This is not to say that I am against building new structures in a "greener" fashion. That much makes sense. What doesn't make sense is to go through so much effort and ignore the idea that a green building that requires individual, auto-centric transport is not green. What doesn't make sense is that our cities (despite some recent resurgence) overwhelmingly have more capacity in existing (vacant or underutilized) structures and land. What doesn't make sense is that people think that they can live a consumption-focused life-style on a cul-de-sac, while working in an office park, and shopping at a strip mall and somehow think that they can be "green."

28 August 2008

Urban Planning: Beyond Saving the MBTA

Bostonians who suffer, but love the MBTA, must often wonder, how this really is one of the best transit systems in the country. For the average passenger the system is erratic and dated; often failing at the moments most personally important. Talk about amazing technology, a system that will fail when you personally need it most. Activist (T Rider's Union, Bad Transit) and transit enthusiasts must be further concerned. It has had a series of general managers that are openly anti-transit. The current GM, Dan Grabauskas, a relative-believer in transit at least, has managed to make station and operational improvements but is bogged down in debt and an inexplicable malaise in the State to treat transit seriously. While the turnpike and roadways get bailouts, transit is left drowning in unfair obligations. These obligations, many steaming from "Big Dig Mitigation" projects, were financed by the T, unlike the roadways, which are treated as capital improvements.

So it's not difficult to see why passengers and transit advocates can barely focus beyond keeping the T alive; at a time when transit elsewhere is resurgent. While this slow-action drama continues, the city and region risk being passed-up by progressives such as Denver, Portland, and even LA who are making bold moves to invest in transit for the future. In a time of energy crisis and climate change where transit has never looked better, and when dozens of cities across the nation are making strides towards building or expanding systems, Boston is stuck. Worse still, the current ideas for expanding and improving the T are tepid and inadequate to the needs of a world class city. The silver-line, an unquestionable failure is now promised to be followed by the "Urban Ring," another BRT idea that is even more poorly conceived with more never-to-happen tunnels. I know that is hard to believe if you have ever had to suffer the Silver Line, but imagine a rapid transit bus somehow ploughing through the LMAA on surface roads. Further, worthwhile projects such as extending the Green and Blue Lines are going nowhere. Worse still, there is no room for new ideas such as expanding capacity in the central core of Green line subway, now congested beyond belief, with quadruple tracking or new tunnels...or regaining ground by extending the E line back to Centre Street, if not to Arborway.

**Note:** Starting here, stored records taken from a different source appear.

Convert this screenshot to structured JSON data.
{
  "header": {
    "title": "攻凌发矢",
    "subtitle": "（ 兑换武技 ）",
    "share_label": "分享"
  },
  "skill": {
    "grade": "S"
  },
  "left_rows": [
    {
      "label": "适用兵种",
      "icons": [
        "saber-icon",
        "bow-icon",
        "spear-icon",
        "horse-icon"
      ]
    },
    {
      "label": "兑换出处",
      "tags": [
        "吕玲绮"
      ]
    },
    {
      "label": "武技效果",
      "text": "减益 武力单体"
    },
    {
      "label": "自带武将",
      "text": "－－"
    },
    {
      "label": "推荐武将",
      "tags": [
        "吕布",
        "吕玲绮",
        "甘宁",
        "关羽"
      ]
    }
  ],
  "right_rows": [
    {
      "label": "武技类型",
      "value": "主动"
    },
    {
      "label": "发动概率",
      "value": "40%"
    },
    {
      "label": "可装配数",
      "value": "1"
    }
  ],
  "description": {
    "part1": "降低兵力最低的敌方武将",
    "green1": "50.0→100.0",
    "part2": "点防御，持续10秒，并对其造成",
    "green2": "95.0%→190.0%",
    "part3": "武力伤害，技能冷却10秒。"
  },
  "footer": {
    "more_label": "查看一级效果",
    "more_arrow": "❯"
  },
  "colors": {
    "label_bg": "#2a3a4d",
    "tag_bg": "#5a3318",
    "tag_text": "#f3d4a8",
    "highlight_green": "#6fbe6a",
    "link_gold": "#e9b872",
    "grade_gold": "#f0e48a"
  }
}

I would argue that the time is now to resolve the T's constant fiscal crisis (operating and capital) with a sustainable solution (beyond the sales tax). Now is the time for the T to evaluate the whole system (Commuter Rail, Rapid Transit, and Bus) to imagine and plan for a system worthy of a world class city of the 21st Century. Now is the time to move beyond dated ideas (i.e. the pseudo-BRT Urban Ring Scheme) and make room to consider a new future.

Urban Planning is a series of posts meant to prompt dialogue on major urban issues, with a focus on ideas and solutions.